Why does instrument reprocessing fail sometimes? Researchers duplicated the ways instrument processing could fall short. They contaminated instruments and left them for seven hours to mimic a worse-case scenario, Vickery says. “This gave contaminating bacteria enough time to attach to the instrument surface and form an early biofilm, and it gave patient secretions enough time to dry onto the instrument,” she says. “Dry soil is harder to remove than wet soil.”
Although researchers used brushes to clean inside lumens, this was not a perfect cleaning process. “The physics of the process dictate that the bristles don’t necessarily touch every part of the surface, leaving some microscopic areas unbrushed,” Vickery explains. “These areas, therefore, are cleaned only with the chemistry of the detergent and water pressure.”Biofilm is particularly tolerant to removal by detergent. Any patient secretion or biofilm makes it easier for bacteria to attach in subsequent cleaning cycles. “Over the 20 cycles, the uncleaned microscopic areas increased in size until they were large enough to enable biofilm to fully develop in the manually cleaned instruments,” Vickery says.

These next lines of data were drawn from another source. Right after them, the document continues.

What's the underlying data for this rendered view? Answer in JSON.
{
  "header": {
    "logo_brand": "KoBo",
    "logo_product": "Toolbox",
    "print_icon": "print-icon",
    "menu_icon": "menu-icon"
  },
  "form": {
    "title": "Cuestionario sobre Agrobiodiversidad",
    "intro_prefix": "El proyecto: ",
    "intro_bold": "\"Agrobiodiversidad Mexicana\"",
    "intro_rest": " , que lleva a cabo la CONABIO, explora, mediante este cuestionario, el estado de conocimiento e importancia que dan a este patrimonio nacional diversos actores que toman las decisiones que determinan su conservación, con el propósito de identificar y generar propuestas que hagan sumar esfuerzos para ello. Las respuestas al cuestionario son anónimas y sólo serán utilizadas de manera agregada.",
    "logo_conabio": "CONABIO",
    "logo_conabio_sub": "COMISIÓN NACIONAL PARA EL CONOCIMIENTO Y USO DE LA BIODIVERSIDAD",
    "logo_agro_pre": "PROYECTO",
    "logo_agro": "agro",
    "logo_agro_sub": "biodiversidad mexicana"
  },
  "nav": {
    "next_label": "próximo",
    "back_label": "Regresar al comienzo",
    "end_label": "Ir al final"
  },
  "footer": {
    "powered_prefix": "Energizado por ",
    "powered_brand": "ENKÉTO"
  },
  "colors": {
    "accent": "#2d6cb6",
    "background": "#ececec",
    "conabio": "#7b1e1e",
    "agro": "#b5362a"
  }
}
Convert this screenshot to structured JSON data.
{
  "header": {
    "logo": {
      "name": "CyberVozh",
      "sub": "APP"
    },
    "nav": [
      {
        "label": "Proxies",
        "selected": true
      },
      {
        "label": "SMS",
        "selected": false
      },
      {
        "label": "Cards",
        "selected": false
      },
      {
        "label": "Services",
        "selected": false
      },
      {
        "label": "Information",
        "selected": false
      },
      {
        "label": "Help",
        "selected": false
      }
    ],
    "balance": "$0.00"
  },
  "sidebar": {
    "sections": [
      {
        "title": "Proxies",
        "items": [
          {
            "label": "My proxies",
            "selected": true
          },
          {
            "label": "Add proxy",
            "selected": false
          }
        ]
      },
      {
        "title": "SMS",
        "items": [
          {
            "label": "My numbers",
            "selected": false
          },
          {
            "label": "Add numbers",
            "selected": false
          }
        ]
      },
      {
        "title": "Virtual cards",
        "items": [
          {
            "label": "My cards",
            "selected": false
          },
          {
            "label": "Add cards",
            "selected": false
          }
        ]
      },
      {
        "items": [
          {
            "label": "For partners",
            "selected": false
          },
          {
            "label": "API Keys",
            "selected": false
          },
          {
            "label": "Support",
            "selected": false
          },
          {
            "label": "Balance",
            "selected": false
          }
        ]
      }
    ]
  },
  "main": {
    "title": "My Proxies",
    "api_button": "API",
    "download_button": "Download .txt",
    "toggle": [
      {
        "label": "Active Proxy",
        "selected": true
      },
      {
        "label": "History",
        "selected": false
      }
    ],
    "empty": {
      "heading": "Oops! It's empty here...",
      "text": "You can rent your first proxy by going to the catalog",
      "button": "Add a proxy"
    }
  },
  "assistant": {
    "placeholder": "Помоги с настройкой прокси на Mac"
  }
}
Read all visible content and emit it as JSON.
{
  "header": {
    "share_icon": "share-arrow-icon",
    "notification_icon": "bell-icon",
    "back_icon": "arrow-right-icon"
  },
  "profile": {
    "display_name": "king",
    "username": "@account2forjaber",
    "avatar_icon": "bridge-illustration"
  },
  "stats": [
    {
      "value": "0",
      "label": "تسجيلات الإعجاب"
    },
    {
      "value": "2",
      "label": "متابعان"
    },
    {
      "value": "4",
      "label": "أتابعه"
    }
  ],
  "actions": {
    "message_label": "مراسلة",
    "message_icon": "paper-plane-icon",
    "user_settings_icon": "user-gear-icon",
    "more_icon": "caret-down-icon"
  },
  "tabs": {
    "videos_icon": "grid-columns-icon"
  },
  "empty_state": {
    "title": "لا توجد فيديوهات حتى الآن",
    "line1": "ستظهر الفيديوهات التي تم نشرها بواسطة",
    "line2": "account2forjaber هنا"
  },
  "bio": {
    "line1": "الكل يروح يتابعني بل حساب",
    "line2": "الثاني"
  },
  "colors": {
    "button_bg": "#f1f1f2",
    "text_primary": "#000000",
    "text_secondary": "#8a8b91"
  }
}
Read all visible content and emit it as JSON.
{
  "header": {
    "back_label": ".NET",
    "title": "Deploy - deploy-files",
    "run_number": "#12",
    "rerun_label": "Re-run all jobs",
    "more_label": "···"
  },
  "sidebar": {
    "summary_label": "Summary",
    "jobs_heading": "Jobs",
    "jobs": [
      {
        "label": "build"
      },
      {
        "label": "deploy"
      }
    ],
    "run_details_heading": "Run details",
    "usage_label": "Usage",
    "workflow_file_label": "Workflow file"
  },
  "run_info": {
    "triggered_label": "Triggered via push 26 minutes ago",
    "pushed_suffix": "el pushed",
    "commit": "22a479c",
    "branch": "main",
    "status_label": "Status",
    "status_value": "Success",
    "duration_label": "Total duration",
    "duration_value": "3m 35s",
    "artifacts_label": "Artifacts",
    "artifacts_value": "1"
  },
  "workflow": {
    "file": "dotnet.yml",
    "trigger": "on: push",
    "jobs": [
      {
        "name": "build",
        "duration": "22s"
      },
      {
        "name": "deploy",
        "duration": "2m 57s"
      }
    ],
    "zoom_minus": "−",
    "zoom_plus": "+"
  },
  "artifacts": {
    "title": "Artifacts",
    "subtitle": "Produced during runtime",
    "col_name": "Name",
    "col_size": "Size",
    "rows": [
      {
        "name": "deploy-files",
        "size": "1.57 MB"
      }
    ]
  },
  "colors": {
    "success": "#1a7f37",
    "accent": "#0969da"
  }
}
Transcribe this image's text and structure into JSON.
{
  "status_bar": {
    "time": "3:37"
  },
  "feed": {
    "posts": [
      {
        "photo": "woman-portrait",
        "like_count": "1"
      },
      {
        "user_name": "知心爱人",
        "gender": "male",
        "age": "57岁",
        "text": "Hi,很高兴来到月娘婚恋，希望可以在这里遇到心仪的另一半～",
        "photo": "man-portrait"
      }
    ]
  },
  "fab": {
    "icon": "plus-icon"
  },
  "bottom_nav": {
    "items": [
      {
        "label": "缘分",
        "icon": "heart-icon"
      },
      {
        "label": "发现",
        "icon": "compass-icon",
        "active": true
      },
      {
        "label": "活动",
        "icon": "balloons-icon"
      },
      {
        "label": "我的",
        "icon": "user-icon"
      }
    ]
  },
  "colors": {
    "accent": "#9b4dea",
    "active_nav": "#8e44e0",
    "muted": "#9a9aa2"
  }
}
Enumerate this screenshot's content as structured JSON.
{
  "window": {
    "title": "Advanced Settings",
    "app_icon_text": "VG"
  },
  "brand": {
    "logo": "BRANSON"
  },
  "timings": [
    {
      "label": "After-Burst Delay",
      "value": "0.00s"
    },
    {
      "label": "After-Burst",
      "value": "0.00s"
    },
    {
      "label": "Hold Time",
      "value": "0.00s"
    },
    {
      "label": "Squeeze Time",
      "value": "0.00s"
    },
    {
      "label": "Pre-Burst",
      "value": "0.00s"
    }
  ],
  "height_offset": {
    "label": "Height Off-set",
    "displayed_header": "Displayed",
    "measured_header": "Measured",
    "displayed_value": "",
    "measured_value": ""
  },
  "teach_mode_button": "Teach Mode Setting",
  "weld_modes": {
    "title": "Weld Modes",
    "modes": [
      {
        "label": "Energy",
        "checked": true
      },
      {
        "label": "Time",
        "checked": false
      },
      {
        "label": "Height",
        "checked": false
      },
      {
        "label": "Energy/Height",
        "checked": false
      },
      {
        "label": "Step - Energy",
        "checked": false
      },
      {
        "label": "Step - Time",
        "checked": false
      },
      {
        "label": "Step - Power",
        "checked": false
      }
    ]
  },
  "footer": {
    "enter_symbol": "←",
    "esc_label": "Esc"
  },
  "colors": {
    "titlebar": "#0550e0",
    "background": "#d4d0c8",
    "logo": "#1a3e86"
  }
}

Financial Disclosure: Consulting Editor Mark Mayo, CASC, MS, reports he is a consultant for ASD Management. Nurse Planner Kay Ball, PhD, RN, CNOR, FAAN, reports she is a consultant for Ethicon USA and Mobile Instrument Service and Repair. Editor Jonathan Springston, Editor Jill Drachenberg, Author Melinda Young, Physician Editor Steven A. Gunderson, DO, FACA, DABA, CASC, Author Stephen W. Earnhart, RN, CRNA, MA, Accreditations Manager Amy M. Johnson, MSN, RN, CPN, and Editorial Group Manager Leslie Coplin report no consultant, stockholder, speaker’s bureau, research, or other financial relationships with companies having ties to this field of study.